We were among the first to break the news that said Ferrari sold for 32.07m euros (including premium), making it the highest-value car ever sold in Europe and, interestingly, the world’s most expensive car in both euros and sterling, but not US dollars – the ex-Violati Ferrari 250 GTO still holds that record, due to the fluctuation in exchange rates since.
Never a dull moment
Artcurial’s salerooms are never a dull place to be. In Paris, there were five people on the rostrum all seemingly talking over each other in different languages and, as such, it made it very difficult to know what actually sold and what didn’t. Take the Ferrari 250 GT ‘SWB’, for example, that Hervé Poulain appeared to sell at 7.8m euros (1.2m euros below its lower estimate) to a phone bidder. We now know that it did not meet its reserve.
The cars speak for themselves
Unsurprisingly, the strongest prices went to the most interesting cars. The beautiful left-hand-drive 1963 Aston Martin DB4 convertible fetched 1.25m euros on the hammer (bang on lower estimate). Gianni Agnelli’s unique Ferrari Testarossa Spider realised 1.02m euros; that’s 120,000 euros above estimate, but still a snip given its credentials? And the two Bugatti EB110s – one Super Sport and one SS ‘Le Mans’ – both achieved record prices, making 780,000 euros and 790,000 euros, respectively.
Laughing in the face of adversity
The most remarkable result might well have been the battle-scarred 1965 Alfa Romeo Giulia, which exceeded its 200,000-euro top estimate by 165,000 euros. It’s hard to believe that a 2010 Ferrari California is worth 393,000 euros (manual gearbox or not), or a Citroën 2CV Sahara 173,000 euros (both inclusive of buyer’s premium). These prices only go to show that the auction platform is still a worthwhile place to offer the rarest and most interesting cars.
Better, but far from perfect
Artcurial did not escape the fate suffered by the other auction houses, though. Many cars were hammered away below estimate, and non-sales were plentiful. Of the 124 cars offered on Friday’s sale, 35 failed to sell (a 71% sell-through rate). Most notable of these were the aforementioned Ferrari 250 GT ‘SWB’, the Bugatti EB112 Berline (bid to 1.9m euros, though its estimate was undisclosed), and the 1929 Alfa Romeo 6C 1750 Super Sport.
High-profile Prancing Horses

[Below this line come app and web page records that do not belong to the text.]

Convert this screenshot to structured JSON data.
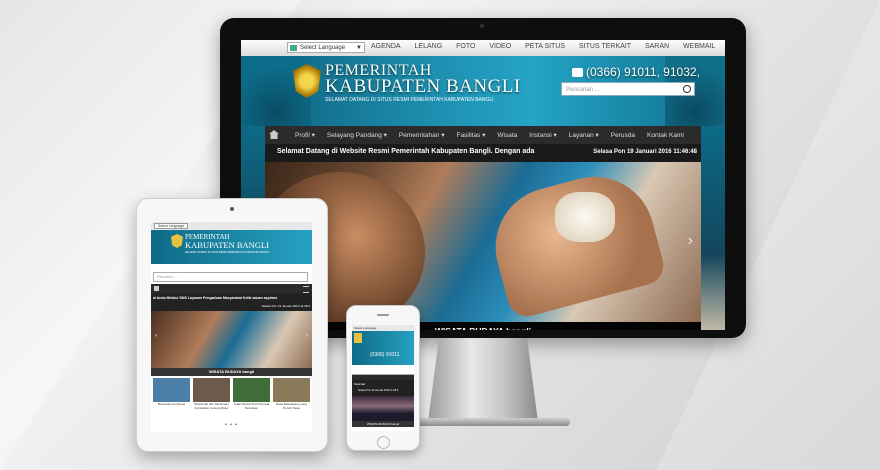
{
  "desktop": {
    "topbar": {
      "language_select": "Select Language",
      "links": [
        "AGENDA",
        "LELANG",
        "FOTO",
        "VIDEO",
        "PETA SITUS",
        "SITUS TERKAIT",
        "SARAN",
        "WEBMAIL"
      ]
    },
    "header": {
      "title_line1": "PEMERINTAH",
      "title_line2": "KABUPATEN BANGLI",
      "subtitle": "SELAMAT DATANG DI SITUS RESMI PEMERINTAH KABUPATEN BANGLI",
      "phone": "(0366) 91011, 91032,",
      "search_placeholder": "Pencarian ..."
    },
    "nav": [
      "Profil",
      "Selayang Pandang",
      "Pemerintahan",
      "Fasilitas",
      "Wisata",
      "Instansi",
      "Layanan",
      "Perusda",
      "Kontak Kami"
    ],
    "nav_dropdown": [
      true,
      true,
      true,
      true,
      false,
      true,
      true,
      false,
      false
    ],
    "ticker": {
      "message": "Selamat Datang di Website Resmi Pemerintah Kabupaten Bangli. Dengan ada",
      "datetime": "Selasa Pon 19 Januari 2016 11:46:48"
    },
    "slider": {
      "caption": "WISATA BUDAYA bangli",
      "next_icon": "chevron-right-icon"
    }
  },
  "tablet": {
    "language_select": "Select Language",
    "title_line1": "PEMERINTAH",
    "title_line2": "KABUPATEN BANGLI",
    "subtitle": "SELAMAT DATANG DI SITUS RESMI PEMERINTAH KABUPATEN BANGLI",
    "search_placeholder": "Pencarian ...",
    "ticker_message": "ai Anda Melalui SMS Layanan Pengaduan Masyarakat Ketik aduan aspirasi",
    "ticker_datetime": "Selasa Pon 19 Januari 2016 11:48:3",
    "slider_caption": "WISATA BUDAYA bangli",
    "thumbnails": [
      {
        "label": "Bereksatri ari Panas",
        "color": "#4b7fa8"
      },
      {
        "label": "Berkemah dan Menikmati Keindahan Gunung Batur",
        "color": "#6c5a4a"
      },
      {
        "label": "Jejak Historis Pura Puncak Penulisan",
        "color": "#3f6e3a"
      },
      {
        "label": "Desa Bokelasang yang Penuh Tawa",
        "color": "#8a7a5a"
      }
    ],
    "pager": "• • •"
  },
  "phone": {
    "language_select": "Select Language",
    "phone_number": "(0366) 91011",
    "ticker_message": "Selamat",
    "ticker_datetime": "Selasa Pon 19 Januari 2016 11:48:3",
    "slider_caption": "WISATA BUDAYA bangli"
  }
}
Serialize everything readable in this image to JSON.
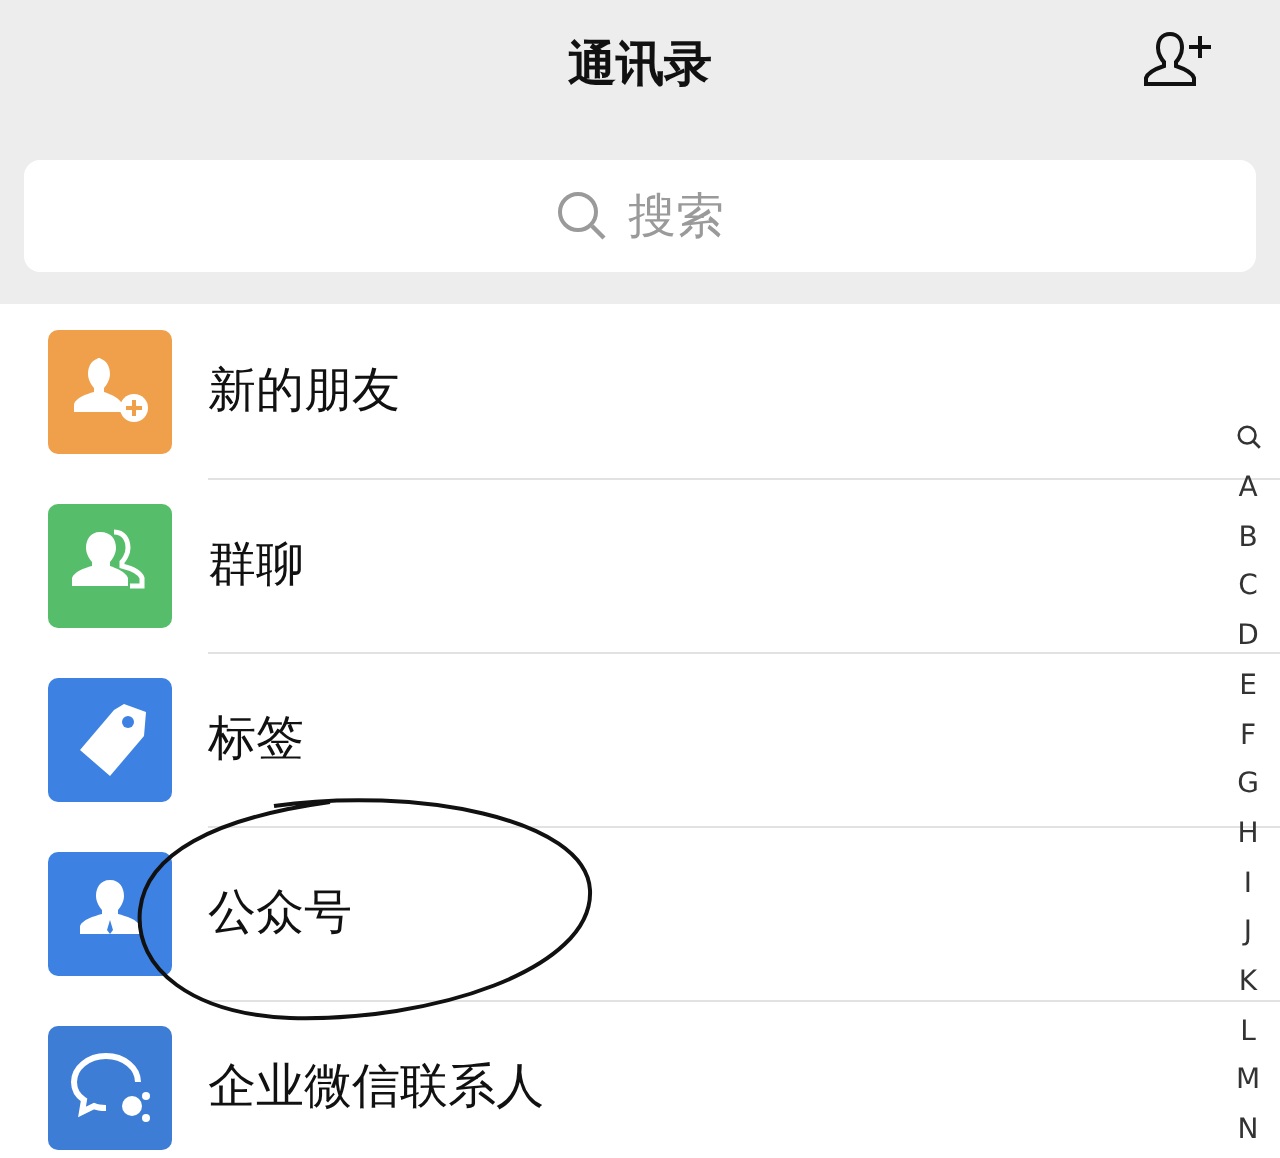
{
  "header": {
    "title": "通讯录"
  },
  "search": {
    "placeholder": "搜索"
  },
  "items": [
    {
      "label": "新的朋友",
      "kind": "new-friend",
      "color": "#f0a04b",
      "circled": false
    },
    {
      "label": "群聊",
      "kind": "group",
      "color": "#56be6a",
      "circled": false
    },
    {
      "label": "标签",
      "kind": "tag",
      "color": "#3d82e3",
      "circled": false
    },
    {
      "label": "公众号",
      "kind": "official",
      "color": "#3d82e3",
      "circled": true
    },
    {
      "label": "企业微信联系人",
      "kind": "enterprise",
      "color": "#3d7dd6",
      "circled": false
    }
  ],
  "index": {
    "letters": [
      "A",
      "B",
      "C",
      "D",
      "E",
      "F",
      "G",
      "H",
      "I",
      "J",
      "K",
      "L",
      "M",
      "N"
    ]
  }
}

If we’ve learnt one thing from Artcurial’s sale, it’s that the inclusion of a real top-tier Ferrari (à la Bonhams’ 250 GTO or RM’s 290MM) raises the profile and, we imagine, helps the performance of a sale. Artcurial had 150 telephone bidders, 375 bidders in the room, and more than 12,000 people watching online. However, the market’s influence generally prevailed, and ambitious estimates on average cars simply won’t cut it anymore. We look forward to seeing how the auction houses approach the forthcoming Amelia Island sales, and whether the results will tell a similar story.
Photos: Rémi Dargegen for Classic Driver © 2016